Records from a dataset
○ ○ ○ ○ ○

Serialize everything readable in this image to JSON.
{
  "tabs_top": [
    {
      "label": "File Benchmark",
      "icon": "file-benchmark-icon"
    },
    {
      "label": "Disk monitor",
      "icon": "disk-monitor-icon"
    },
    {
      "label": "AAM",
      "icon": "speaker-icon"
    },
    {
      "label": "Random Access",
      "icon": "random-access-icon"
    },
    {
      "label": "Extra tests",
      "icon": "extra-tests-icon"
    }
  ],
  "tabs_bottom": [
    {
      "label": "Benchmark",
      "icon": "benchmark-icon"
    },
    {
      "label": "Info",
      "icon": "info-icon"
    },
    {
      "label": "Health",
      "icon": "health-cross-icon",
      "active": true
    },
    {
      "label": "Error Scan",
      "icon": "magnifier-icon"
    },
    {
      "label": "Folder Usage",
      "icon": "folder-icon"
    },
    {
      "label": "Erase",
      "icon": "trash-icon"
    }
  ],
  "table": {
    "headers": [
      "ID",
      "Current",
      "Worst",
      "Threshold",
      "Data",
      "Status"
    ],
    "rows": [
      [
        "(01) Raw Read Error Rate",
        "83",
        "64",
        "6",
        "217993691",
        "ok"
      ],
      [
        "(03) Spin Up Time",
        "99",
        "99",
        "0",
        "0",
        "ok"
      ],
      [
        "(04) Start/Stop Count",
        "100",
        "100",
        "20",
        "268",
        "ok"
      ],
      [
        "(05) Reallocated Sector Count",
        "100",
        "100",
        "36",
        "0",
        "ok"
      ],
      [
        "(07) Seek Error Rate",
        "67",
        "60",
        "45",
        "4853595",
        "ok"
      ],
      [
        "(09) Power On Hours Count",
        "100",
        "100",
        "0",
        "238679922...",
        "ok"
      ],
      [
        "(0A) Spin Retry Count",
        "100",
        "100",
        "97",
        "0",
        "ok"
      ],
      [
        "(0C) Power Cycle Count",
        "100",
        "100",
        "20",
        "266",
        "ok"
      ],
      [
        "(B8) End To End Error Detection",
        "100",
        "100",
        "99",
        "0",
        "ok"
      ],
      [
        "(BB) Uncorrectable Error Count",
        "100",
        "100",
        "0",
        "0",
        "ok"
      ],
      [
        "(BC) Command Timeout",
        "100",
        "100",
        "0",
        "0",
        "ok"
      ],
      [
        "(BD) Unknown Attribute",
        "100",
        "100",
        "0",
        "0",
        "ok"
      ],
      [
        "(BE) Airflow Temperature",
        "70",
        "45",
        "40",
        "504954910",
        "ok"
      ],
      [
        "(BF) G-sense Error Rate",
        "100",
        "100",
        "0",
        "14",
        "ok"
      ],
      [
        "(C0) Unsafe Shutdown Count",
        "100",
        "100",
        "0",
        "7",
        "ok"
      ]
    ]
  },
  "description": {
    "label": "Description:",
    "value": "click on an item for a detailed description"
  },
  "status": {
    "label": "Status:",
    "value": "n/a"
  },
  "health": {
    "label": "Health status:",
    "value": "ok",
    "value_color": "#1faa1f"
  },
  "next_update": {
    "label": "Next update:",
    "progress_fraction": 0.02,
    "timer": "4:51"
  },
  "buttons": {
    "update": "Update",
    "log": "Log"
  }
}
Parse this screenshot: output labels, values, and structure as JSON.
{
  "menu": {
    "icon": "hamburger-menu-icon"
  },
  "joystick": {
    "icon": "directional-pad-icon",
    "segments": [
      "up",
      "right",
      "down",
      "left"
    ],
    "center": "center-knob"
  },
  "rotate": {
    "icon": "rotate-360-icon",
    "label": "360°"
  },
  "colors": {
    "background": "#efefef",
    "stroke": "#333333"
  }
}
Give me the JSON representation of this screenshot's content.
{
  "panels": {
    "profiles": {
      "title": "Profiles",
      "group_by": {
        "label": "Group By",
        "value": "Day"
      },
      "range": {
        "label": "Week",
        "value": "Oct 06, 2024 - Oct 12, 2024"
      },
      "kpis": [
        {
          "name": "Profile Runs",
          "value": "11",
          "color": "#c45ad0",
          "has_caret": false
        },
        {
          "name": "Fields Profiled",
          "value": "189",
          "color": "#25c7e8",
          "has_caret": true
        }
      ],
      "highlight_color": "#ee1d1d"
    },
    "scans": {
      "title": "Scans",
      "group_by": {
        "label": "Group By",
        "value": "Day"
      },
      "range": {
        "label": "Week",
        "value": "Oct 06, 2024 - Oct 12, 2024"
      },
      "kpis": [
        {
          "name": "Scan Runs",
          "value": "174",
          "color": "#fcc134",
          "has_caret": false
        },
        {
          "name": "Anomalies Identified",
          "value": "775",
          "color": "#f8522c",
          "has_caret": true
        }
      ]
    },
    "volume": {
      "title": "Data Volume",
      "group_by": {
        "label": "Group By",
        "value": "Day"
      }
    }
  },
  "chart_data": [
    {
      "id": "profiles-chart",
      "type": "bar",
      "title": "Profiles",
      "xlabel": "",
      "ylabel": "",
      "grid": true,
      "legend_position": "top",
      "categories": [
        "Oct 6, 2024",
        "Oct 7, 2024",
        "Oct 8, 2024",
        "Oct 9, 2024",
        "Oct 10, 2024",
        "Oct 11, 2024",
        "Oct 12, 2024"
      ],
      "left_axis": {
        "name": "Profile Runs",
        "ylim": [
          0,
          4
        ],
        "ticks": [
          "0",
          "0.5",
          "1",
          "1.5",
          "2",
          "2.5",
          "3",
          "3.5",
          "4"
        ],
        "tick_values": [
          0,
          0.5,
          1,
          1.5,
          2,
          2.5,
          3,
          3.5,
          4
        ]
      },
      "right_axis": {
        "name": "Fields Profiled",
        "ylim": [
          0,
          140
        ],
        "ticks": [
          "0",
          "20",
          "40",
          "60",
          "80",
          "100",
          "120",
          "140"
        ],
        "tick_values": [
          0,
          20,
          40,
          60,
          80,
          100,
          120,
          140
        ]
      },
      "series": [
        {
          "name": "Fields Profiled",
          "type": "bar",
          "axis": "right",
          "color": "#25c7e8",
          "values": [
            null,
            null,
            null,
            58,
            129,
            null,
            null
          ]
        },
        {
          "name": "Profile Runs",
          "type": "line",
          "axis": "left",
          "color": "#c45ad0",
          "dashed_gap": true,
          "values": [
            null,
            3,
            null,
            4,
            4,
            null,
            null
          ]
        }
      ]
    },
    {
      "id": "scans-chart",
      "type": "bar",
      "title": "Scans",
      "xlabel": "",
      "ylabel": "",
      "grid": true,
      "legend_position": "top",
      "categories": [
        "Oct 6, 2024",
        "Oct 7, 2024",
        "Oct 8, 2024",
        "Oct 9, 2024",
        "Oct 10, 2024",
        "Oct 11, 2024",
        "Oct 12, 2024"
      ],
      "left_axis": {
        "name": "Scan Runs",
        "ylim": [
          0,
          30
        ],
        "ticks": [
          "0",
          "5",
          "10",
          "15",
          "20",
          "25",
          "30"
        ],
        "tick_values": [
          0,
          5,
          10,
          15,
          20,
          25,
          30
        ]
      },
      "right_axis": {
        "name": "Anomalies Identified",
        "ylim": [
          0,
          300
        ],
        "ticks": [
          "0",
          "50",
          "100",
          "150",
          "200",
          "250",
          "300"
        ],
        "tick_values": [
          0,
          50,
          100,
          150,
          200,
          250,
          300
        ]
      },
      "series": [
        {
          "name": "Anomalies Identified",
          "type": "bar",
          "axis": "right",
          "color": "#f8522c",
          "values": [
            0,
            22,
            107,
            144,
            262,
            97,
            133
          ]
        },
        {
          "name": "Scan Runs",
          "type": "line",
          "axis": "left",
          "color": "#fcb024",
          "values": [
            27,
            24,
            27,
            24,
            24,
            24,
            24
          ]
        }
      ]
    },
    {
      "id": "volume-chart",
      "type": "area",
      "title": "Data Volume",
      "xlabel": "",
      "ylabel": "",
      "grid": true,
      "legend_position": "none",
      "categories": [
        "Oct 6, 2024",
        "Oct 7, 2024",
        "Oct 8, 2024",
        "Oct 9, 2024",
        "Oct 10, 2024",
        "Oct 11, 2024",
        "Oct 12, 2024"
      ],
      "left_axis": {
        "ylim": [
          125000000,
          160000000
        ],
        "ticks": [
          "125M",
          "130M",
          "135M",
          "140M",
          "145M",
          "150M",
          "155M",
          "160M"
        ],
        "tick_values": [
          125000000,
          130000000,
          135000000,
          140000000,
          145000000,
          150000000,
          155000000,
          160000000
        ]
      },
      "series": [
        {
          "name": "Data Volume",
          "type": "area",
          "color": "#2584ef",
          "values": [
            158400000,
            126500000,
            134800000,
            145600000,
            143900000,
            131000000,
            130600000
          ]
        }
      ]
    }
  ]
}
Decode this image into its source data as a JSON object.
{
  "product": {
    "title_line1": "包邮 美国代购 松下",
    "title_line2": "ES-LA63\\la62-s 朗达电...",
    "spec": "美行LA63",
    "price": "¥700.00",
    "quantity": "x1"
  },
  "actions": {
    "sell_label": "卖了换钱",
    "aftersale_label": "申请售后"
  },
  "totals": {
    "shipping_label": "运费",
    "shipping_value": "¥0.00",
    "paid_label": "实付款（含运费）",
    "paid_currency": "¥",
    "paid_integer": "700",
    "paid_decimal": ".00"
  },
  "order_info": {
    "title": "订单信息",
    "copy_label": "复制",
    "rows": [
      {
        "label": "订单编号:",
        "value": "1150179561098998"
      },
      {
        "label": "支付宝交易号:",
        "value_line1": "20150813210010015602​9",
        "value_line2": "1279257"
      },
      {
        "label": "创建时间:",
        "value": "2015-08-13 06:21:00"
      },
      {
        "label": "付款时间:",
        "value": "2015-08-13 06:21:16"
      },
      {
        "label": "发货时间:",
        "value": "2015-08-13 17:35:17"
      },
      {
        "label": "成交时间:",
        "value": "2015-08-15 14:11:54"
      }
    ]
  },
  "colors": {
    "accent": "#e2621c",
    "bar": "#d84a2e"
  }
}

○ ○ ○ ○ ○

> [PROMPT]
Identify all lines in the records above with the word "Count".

> [SOLUTION TO THE PROBLEM]
        "(04) Start/Stop Count",
        "(05) Reallocated Sector Count",
        "(09) Power On Hours Count",
        "(0A) Spin Retry Count",
        "(0C) Power Cycle Count",
        "(BB) Uncorrectable Error Count",
        "(C0) Unsafe Shutdown Count",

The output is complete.